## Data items
- Opening Delimiter -

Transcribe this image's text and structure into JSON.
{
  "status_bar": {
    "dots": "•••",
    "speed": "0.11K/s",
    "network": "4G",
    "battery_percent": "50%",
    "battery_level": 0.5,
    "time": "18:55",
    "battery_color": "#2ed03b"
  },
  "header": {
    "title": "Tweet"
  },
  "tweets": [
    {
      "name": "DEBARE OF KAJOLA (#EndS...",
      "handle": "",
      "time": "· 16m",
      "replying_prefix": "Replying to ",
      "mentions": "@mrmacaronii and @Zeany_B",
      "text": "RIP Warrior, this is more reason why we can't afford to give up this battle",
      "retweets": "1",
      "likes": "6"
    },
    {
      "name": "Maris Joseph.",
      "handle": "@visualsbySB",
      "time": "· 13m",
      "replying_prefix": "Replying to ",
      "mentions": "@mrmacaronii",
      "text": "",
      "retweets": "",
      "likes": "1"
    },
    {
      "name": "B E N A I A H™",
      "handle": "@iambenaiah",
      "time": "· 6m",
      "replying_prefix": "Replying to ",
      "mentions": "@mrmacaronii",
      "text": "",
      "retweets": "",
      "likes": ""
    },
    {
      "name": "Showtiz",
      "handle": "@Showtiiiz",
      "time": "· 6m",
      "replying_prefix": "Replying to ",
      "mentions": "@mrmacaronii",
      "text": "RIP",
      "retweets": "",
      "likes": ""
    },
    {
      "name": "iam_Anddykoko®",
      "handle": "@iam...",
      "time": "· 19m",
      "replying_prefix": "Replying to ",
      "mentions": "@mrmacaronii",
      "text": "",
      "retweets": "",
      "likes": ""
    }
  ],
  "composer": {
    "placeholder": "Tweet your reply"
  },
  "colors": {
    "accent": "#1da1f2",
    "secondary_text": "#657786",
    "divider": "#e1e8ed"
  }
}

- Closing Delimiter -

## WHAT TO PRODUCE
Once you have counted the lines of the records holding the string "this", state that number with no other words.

## SOLVED EXERCISE
2